┏━━
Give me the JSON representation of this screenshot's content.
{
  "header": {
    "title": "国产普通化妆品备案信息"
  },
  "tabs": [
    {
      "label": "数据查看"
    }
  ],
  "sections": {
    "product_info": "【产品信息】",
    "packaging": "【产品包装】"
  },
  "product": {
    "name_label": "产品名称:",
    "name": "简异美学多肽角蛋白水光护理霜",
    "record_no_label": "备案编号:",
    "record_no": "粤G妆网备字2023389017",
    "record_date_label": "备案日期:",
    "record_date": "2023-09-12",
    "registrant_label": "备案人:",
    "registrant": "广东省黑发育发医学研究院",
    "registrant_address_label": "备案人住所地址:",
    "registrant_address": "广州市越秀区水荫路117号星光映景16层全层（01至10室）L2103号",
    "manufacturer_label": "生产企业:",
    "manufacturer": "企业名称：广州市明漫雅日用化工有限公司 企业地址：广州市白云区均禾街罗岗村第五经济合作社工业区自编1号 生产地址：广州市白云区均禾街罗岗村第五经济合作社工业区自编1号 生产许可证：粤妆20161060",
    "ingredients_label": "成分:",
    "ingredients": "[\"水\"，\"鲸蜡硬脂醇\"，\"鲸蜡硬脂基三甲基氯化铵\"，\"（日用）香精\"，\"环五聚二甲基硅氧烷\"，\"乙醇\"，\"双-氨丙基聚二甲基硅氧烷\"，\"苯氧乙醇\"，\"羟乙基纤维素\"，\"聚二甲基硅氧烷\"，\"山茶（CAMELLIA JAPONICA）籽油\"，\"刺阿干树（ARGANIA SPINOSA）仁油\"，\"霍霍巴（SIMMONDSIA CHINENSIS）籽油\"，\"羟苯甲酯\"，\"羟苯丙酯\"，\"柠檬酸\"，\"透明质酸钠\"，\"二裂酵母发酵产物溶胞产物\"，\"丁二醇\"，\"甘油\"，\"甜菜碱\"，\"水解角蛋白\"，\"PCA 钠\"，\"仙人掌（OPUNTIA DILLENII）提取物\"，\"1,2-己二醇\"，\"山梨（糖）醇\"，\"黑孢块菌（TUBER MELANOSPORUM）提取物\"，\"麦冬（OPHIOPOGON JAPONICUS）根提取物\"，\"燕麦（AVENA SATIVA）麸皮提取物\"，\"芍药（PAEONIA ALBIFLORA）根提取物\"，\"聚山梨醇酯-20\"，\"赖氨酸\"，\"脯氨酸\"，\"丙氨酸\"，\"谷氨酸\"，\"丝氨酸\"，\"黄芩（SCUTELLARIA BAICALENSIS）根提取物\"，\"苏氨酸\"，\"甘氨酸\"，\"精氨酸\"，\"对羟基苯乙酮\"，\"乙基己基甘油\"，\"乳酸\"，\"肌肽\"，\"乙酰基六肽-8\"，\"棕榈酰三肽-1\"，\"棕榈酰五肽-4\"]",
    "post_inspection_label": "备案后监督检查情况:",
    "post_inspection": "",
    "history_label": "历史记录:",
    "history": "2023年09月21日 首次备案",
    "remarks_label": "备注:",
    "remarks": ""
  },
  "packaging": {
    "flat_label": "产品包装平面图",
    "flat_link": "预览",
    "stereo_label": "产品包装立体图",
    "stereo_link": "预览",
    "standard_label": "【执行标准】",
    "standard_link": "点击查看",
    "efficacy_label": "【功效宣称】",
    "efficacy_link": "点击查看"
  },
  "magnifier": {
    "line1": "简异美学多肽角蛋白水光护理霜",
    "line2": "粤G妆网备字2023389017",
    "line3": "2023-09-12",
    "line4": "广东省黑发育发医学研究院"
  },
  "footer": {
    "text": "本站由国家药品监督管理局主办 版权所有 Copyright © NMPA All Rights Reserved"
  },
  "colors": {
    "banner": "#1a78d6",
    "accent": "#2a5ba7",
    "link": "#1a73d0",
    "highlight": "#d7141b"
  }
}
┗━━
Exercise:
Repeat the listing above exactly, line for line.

Response box:
Give me the JSON representation of this screenshot's content.
{
  "header": {
    "title": "国产普通化妆品备案信息"
  },
  "tabs": [
    {
      "label": "数据查看"
    }
  ],
  "sections": {
    "product_info": "【产品信息】",
    "packaging": "【产品包装】"
  },
  "product": {
    "name_label": "产品名称:",
    "name": "简异美学多肽角蛋白水光护理霜",
    "record_no_label": "备案编号:",
    "record_no": "粤G妆网备字2023389017",
    "record_date_label": "备案日期:",
    "record_date": "2023-09-12",
    "registrant_label": "备案人:",
    "registrant": "广东省黑发育发医学研究院",
    "registrant_address_label": "备案人住所地址:",
    "registrant_address": "广州市越秀区水荫路117号星光映景16层全层（01至10室）L2103号",
    "manufacturer_label": "生产企业:",
    "manufacturer": "企业名称：广州市明漫雅日用化工有限公司 企业地址：广州市白云区均禾街罗岗村第五经济合作社工业区自编1号 生产地址：广州市白云区均禾街罗岗村第五经济合作社工业区自编1号 生产许可证：粤妆20161060",
    "ingredients_label": "成分:",
    "ingredients": "[\"水\"，\"鲸蜡硬脂醇\"，\"鲸蜡硬脂基三甲基氯化铵\"，\"（日用）香精\"，\"环五聚二甲基硅氧烷\"，\"乙醇\"，\"双-氨丙基聚二甲基硅氧烷\"，\"苯氧乙醇\"，\"羟乙基纤维素\"，\"聚二甲基硅氧烷\"，\"山茶（CAMELLIA JAPONICA）籽油\"，\"刺阿干树（ARGANIA SPINOSA）仁油\"，\"霍霍巴（SIMMONDSIA CHINENSIS）籽油\"，\"羟苯甲酯\"，\"羟苯丙酯\"，\"柠檬酸\"，\"透明质酸钠\"，\"二裂酵母发酵产物溶胞产物\"，\"丁二醇\"，\"甘油\"，\"甜菜碱\"，\"水解角蛋白\"，\"PCA 钠\"，\"仙人掌（OPUNTIA DILLENII）提取物\"，\"1,2-己二醇\"，\"山梨（糖）醇\"，\"黑孢块菌（TUBER MELANOSPORUM）提取物\"，\"麦冬（OPHIOPOGON JAPONICUS）根提取物\"，\"燕麦（AVENA SATIVA）麸皮提取物\"，\"芍药（PAEONIA ALBIFLORA）根提取物\"，\"聚山梨醇酯-20\"，\"赖氨酸\"，\"脯氨酸\"，\"丙氨酸\"，\"谷氨酸\"，\"丝氨酸\"，\"黄芩（SCUTELLARIA BAICALENSIS）根提取物\"，\"苏氨酸\"，\"甘氨酸\"，\"精氨酸\"，\"对羟基苯乙酮\"，\"乙基己基甘油\"，\"乳酸\"，\"肌肽\"，\"乙酰基六肽-8\"，\"棕榈酰三肽-1\"，\"棕榈酰五肽-4\"]",
    "post_inspection_label": "备案后监督检查情况:",
    "post_inspection": "",
    "history_label": "历史记录:",
    "history": "2023年09月21日 首次备案",
    "remarks_label": "备注:",
    "remarks": ""
  },
  "packaging": {
    "flat_label": "产品包装平面图",
    "flat_link": "预览",
    "stereo_label": "产品包装立体图",
    "stereo_link": "预览",
    "standard_label": "【执行标准】",
    "standard_link": "点击查看",
    "efficacy_label": "【功效宣称】",
    "efficacy_link": "点击查看"
  },
  "magnifier": {
    "line1": "简异美学多肽角蛋白水光护理霜",
    "line2": "粤G妆网备字2023389017",
    "line3": "2023-09-12",
    "line4": "广东省黑发育发医学研究院"
  },
  "footer": {
    "text": "本站由国家药品监督管理局主办 版权所有 Copyright © NMPA All Rights Reserved"
  },
  "colors": {
    "banner": "#1a78d6",
    "accent": "#2a5ba7",
    "link": "#1a73d0",
    "highlight": "#d7141b"
  }
}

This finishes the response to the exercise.